The expert said that market observers should expect less supply to enter the market as more development projects are abandoned due to construction costs rising at a staggering rate.
“The cost of building a new home has increased by 20 to 30 per cent in many cases, and we are expecting a lift in construction insolvencies, with many projects now being mothballed or scrapped,” Mr Wargent said.
Mr Wargent highlighted that this would inevitably impact the available supply in the market, stating: “This has implications for a potential undersupply of dwellings as immigration increases over the next 12 months.”
2. Rental market tightness
It’s not just the construction firms that are feeling rising inflation taking hold of market trends. According to Mr Wargent, rental markets should also brace for the ripple effect of inflation in the form of rising rents.
He said that while initial figures have started to see the impact of inflation on the rental market, its full flow-on effects have not been translated in terms of asking rents.
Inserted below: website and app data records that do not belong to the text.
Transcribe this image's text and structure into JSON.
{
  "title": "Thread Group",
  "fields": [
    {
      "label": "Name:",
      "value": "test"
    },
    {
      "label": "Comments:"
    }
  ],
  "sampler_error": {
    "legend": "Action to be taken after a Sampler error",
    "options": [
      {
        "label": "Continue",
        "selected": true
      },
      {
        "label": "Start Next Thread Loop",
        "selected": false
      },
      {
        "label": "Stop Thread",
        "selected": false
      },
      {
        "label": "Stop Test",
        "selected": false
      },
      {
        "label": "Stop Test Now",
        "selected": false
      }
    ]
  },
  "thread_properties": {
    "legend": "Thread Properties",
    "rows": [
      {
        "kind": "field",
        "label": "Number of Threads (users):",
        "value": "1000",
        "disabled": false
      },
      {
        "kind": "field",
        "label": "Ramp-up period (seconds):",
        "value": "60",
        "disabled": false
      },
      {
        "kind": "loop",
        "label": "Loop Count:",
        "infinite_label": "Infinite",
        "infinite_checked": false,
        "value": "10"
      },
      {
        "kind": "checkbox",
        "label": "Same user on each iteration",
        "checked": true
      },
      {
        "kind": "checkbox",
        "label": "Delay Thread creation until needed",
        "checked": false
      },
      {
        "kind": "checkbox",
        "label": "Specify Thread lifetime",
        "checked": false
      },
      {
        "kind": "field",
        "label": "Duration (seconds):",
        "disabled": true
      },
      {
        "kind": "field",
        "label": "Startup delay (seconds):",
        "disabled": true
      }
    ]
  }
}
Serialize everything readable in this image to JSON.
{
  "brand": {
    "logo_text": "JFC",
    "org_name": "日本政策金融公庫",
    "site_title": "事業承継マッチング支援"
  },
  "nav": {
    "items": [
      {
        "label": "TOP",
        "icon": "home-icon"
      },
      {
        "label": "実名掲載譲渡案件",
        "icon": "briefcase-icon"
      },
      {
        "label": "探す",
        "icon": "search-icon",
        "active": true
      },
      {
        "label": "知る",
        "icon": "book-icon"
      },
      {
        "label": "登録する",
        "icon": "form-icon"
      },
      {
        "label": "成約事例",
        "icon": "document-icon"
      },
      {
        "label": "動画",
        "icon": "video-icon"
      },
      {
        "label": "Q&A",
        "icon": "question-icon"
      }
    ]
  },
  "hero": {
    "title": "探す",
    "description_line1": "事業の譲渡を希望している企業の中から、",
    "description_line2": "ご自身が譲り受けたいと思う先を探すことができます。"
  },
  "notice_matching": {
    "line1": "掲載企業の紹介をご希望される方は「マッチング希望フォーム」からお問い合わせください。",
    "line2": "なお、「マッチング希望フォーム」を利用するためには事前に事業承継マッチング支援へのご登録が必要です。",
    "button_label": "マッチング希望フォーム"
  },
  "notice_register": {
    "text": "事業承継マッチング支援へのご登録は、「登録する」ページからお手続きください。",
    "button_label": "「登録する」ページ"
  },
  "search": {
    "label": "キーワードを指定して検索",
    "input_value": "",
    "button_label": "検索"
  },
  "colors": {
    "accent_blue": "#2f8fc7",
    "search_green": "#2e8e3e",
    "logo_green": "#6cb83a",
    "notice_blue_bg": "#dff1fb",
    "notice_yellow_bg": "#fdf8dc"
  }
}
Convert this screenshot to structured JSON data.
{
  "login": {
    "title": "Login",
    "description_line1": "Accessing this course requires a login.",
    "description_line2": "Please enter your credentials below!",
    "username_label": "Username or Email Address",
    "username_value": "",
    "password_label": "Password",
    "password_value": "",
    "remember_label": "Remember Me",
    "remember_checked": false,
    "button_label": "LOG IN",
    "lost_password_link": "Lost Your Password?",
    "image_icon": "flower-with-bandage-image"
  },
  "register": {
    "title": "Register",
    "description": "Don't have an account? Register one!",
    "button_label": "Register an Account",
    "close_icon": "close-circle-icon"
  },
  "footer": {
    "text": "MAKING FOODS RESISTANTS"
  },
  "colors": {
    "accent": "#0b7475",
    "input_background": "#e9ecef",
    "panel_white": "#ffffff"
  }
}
“The official inflation figures measure actual rents across the market, rather than asking rents — which have soared over the past year — and as such there is a lag in the official data.”
He cited the rental data from the two biggest cities to back his point. “The ABS figures still have Sydney and Melbourne in negative territory over the year, so there is some catching up for this index to do to reflect what is happening in real-time with asking rents for newly signed leases.”
Mr Wargent said the initial figures indicated how inner-city rental markets lost their shine during the peak of the pandemic when Aussies were swept up by the tree-change/sea-change movement.
“To some degree, the ABS figures reflect weakness in central business district rents, with many tenants electing to move to the suburbs or regionally through the pandemic,” Mr Wargent said.
But as immigration begins to pick up, Mr Wargent expects demand in the rental market to rise. “With a huge backlog of visa applications to be processed, and most new arrivals into Australia being renters, we expect to see strength in rents continuing into 2023,” he said.
He forecasts that even Sydney and Melbourne, which saw their vacancy rates climb to record highs during the pandemic, will also enjoy strong rental demand in the coming months.
“There is also some evidence of tenants returning to Sydney and Melbourne in more meaningful numbers now,” he stated.
3. More rate hikes to come
Mr Peleg said that with inflation at the highest level in over two decades, there will “inevitably” be further rate hikes that borrowers will have to face over the remainder of 2022.
“Financial markets expect that with inflation still running hot over the remainder of 2022 there will be further tightening to come,” he stated.
But it’s not all bad tidings for new mortgage holders. Mr Peleg pointed out “that markets weren’t spooked by the June inflation figures, and in fact bond yields have dropped back to their lowest levels since May, suggesting that perhaps the figures weren’t quite as hot as feared”.
He also predicts that the Reserve Bank of Australia’s monetary policy tightening will see itself unwind in 2023 and advises investors to take advantage of the softer market conditions.
“Indeed, markets are pricing for interest rates to be on the way back down next year, which mirrors our view that property buyers have a six-to-nine month window to buy with less competition to snare a bargain before the market picks up again next year,” he explained.
He has recommended investors and home buyers drive a hard bargain while buyers still have the upper hand in the market.
“In our view, there is a terrific opportunity to negotiate hard in the second half of 2022 and buy well-located property at a discount,” Mr Peleg concluded.
An estate refers to the assets a person owns at death that could be used to pay their debts, including all personal property, real property and other liquid assets.
An estate is the value of an individual’s net worth including assets, properties, financial securities and other valuable assets.
Inflation determines the decline of purchasing power for a given currency over time, as well as the general level of price for goods and services.